• **Your assignment**: Retype all of the material exactly, leaving no line out.

········

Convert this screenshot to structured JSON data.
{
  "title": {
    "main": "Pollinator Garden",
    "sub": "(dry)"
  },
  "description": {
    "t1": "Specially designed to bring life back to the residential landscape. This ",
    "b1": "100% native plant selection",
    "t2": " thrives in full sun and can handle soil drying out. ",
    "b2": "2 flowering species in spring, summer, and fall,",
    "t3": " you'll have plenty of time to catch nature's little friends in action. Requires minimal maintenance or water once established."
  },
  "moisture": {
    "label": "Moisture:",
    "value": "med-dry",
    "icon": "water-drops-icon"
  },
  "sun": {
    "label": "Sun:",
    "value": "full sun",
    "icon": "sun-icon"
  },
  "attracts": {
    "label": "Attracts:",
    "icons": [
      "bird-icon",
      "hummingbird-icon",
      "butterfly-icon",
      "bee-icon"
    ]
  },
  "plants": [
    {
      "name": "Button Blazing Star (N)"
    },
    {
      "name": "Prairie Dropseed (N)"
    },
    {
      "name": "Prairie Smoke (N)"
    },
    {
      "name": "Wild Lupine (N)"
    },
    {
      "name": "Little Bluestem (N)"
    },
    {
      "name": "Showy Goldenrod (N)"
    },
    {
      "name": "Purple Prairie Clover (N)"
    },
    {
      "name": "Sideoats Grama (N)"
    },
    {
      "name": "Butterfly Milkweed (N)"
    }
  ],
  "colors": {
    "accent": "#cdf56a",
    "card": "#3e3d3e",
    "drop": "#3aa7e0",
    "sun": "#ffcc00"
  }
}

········

• **Task response**:
Convert this screenshot to structured JSON data.
{
  "title": {
    "main": "Pollinator Garden",
    "sub": "(dry)"
  },
  "description": {
    "t1": "Specially designed to bring life back to the residential landscape. This ",
    "b1": "100% native plant selection",
    "t2": " thrives in full sun and can handle soil drying out. ",
    "b2": "2 flowering species in spring, summer, and fall,",
    "t3": " you'll have plenty of time to catch nature's little friends in action. Requires minimal maintenance or water once established."
  },
  "moisture": {
    "label": "Moisture:",
    "value": "med-dry",
    "icon": "water-drops-icon"
  },
  "sun": {
    "label": "Sun:",
    "value": "full sun",
    "icon": "sun-icon"
  },
  "attracts": {
    "label": "Attracts:",
    "icons": [
      "bird-icon",
      "hummingbird-icon",
      "butterfly-icon",
      "bee-icon"
    ]
  },
  "plants": [
    {
      "name": "Button Blazing Star (N)"
    },
    {
      "name": "Prairie Dropseed (N)"
    },
    {
      "name": "Prairie Smoke (N)"
    },
    {
      "name": "Wild Lupine (N)"
    },
    {
      "name": "Little Bluestem (N)"
    },
    {
      "name": "Showy Goldenrod (N)"
    },
    {
      "name": "Purple Prairie Clover (N)"
    },
    {
      "name": "Sideoats Grama (N)"
    },
    {
      "name": "Butterfly Milkweed (N)"
    }
  ],
  "colors": {
    "accent": "#cdf56a",
    "card": "#3e3d3e",
    "drop": "#3aa7e0",
    "sun": "#ffcc00"
  }
}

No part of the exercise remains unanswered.